Suckler herds are gearing up for calving autumn cows and for creep feeding spring born calves.
At this time of year, almost all sucklers will calve while outdoors.
But make sure you have everything ready for action indoors, just in case you need to assist in any births.
Disinfect calving boxes before the season gets going.
Check that the water troughs in the calving boxes are working.
Dust down the calving jack and ensure it is working properly and that the two ropes are present and correct.
Ensure your calving camera is working correctly, and that the calving gate (if you have one) is fully functioning.
Remember that cows can get very aggressive around calving, so properly working equipment is essential.
And if you are in doubt about a calving, call your vet sooner rather than later.
Feeding dry sucklers
It is important that you don’t have sucklers over-conditioned at calving.
Ideally, cows should be dried off in the condition you would like to calve them in.
Suckler cows that are too fat at calving tend to have more difficult calvings, and metabolic disorders, such as milk fever and held cleanings.
This may also have a negative effect on subsequent fertility performance.
Keeping cows on a relatively low plane of nutrition may involve dry cows running behind young-stock, cows with calves or finishers.
This allows the productive animals get the best of the grass, while the dry cows can tidy up behind.
It is important for grass quality that the dry cows follow the other stock within 24 to 48 hours, otherwise they will eat regrowths rather than the grass left behind.
If you must graze dry sucklers on good quality swards, then you should use a strip wire, and consider supplementing with some straw to restrict their total energy intake.
Keep a good quality pre-calver mineral in front of all dry sucklers for at least four or five weeks before calving.
If you know of specific mineral deficiencies on your farm, then you may need to give cows a bolus or get a specific mineral premix made up.
Also, keep a close eye on dry cows for mastitis, as there has been a lot of it reported in the last few weeks.

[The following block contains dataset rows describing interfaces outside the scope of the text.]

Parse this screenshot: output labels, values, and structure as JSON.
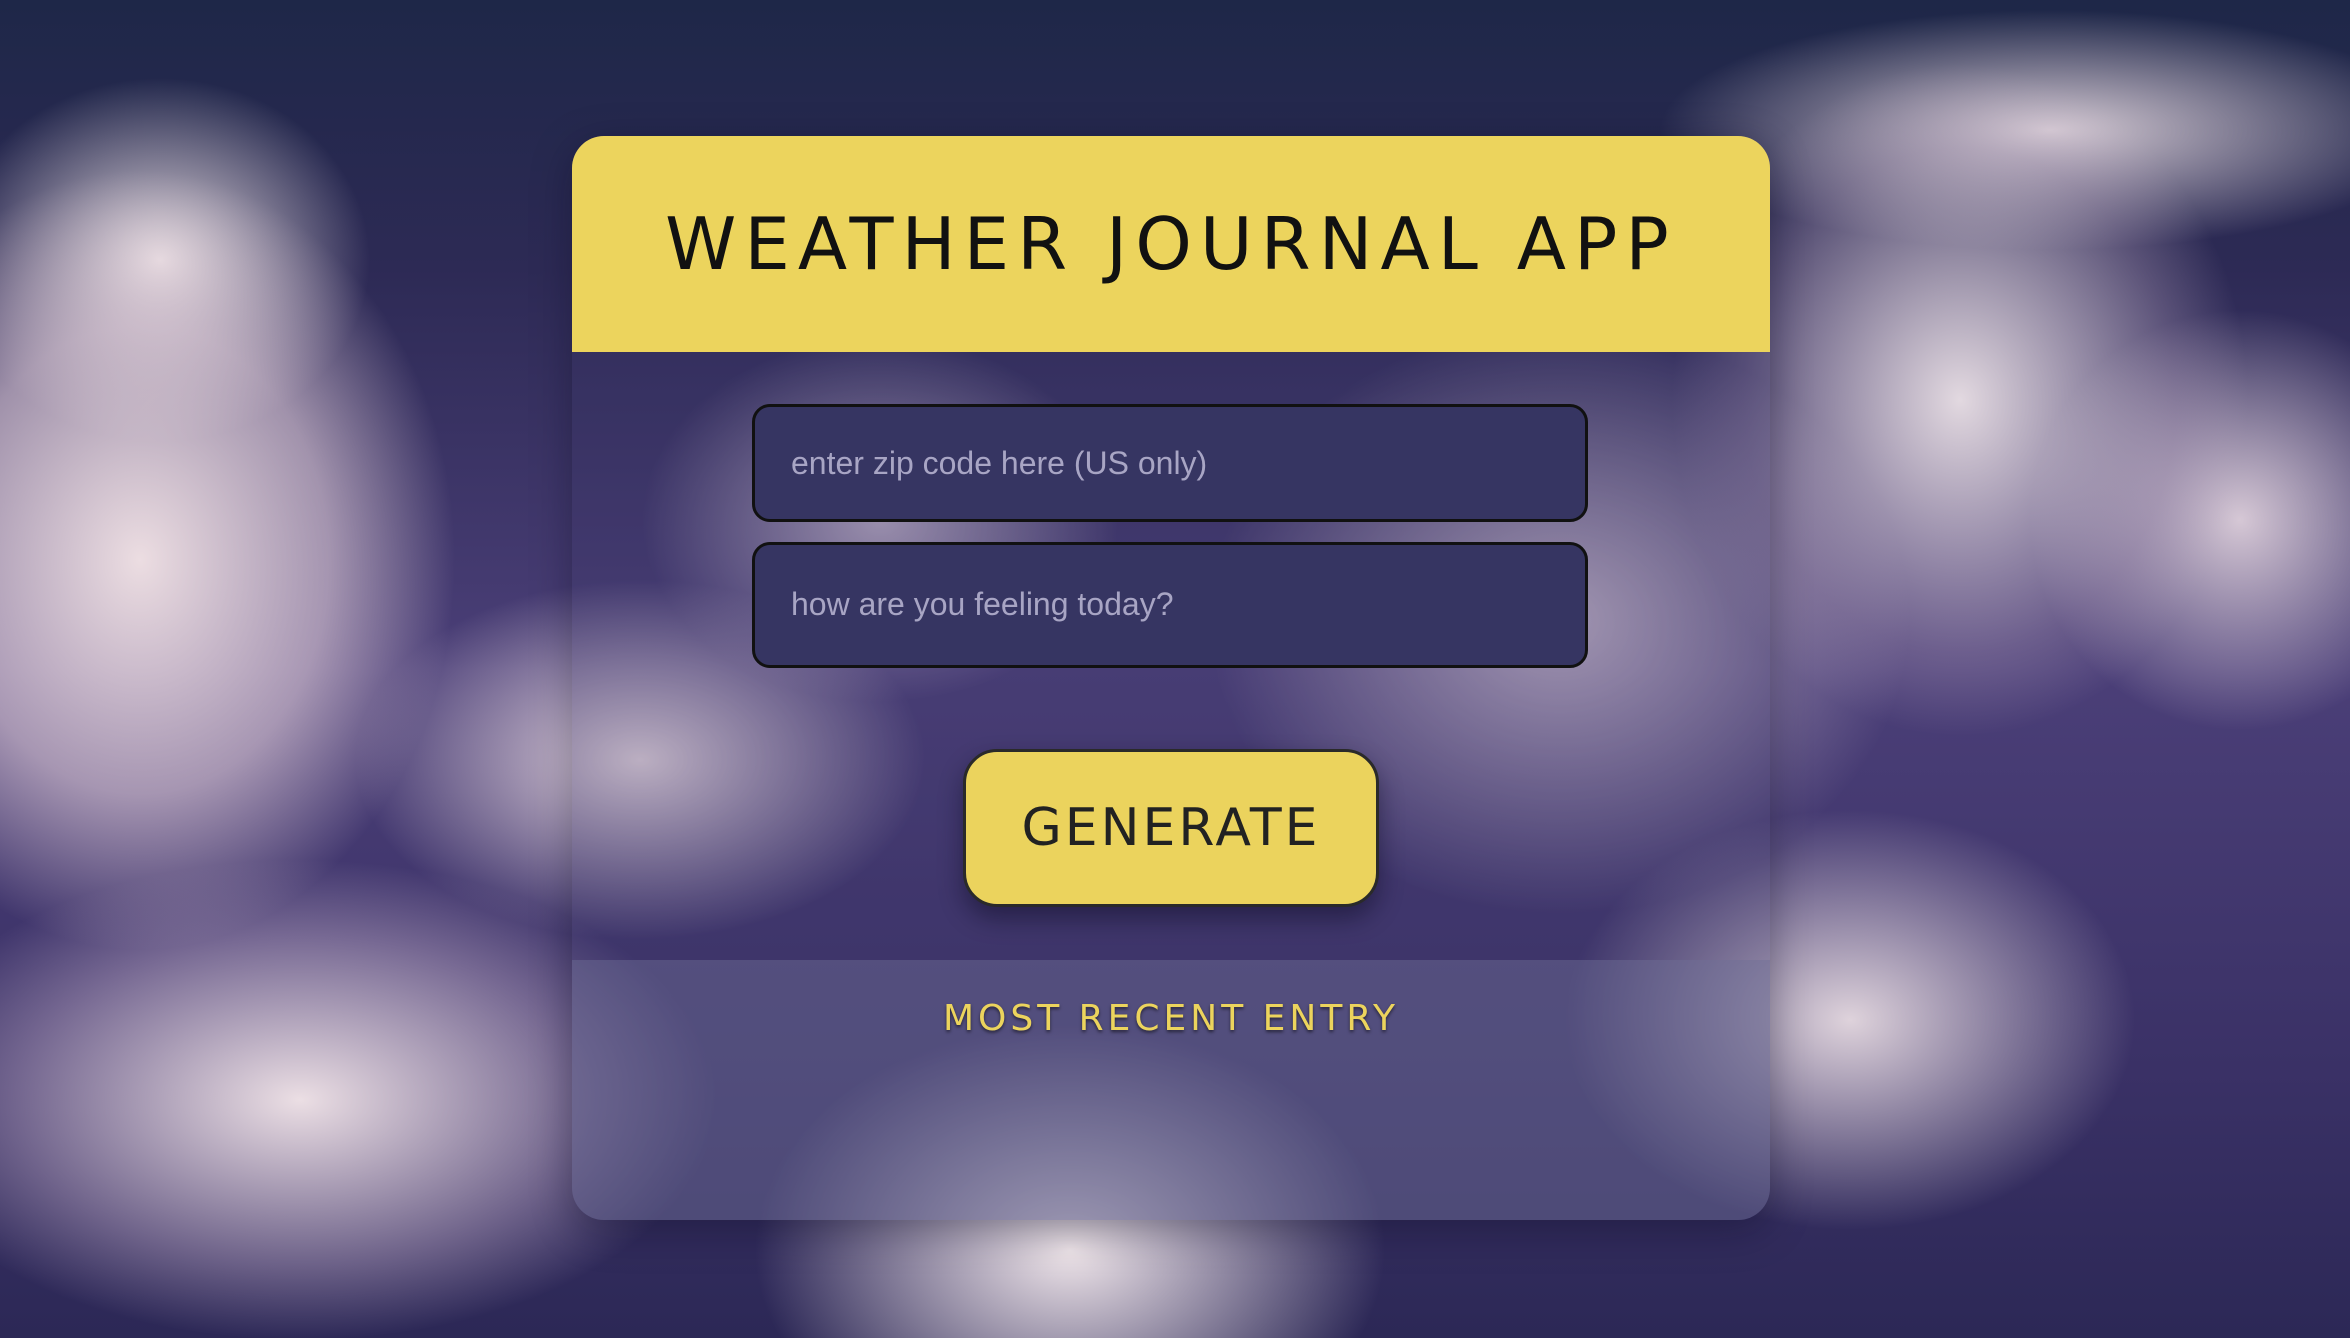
{
  "header": {
    "title": "WEATHER JOURNAL APP"
  },
  "form": {
    "zip_placeholder": "enter zip code here (US only)",
    "zip_value": "",
    "feelings_placeholder": "how are you feeling today?",
    "feelings_value": "",
    "generate_label": "GENERATE"
  },
  "entry": {
    "title": "MOST RECENT ENTRY"
  },
  "colors": {
    "accent_yellow": "#ecd45d",
    "input_bg": "#363562",
    "text_dark": "#111111"
  }
}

Once cows have calved, it is essential to get sufficient colostrum into calves.
If calves are slow to drink, or cows won’t stand for the calf, get them indoors so that you can milk the cow and get the calf fed.
Get fresh cows and calves on to good quality grass as soon as possible, to boost the cow’s energy intake for milk production and recovery.
This will help to get the next breeding season running more smoothly.
Monitor cows for metabolic disorders in the first few days after calving, and continue to supplement with magnesium.
Many farmers dose fresh cows for internal and external parasites at calving.
© Irish Examiner Ltd. All rights reserved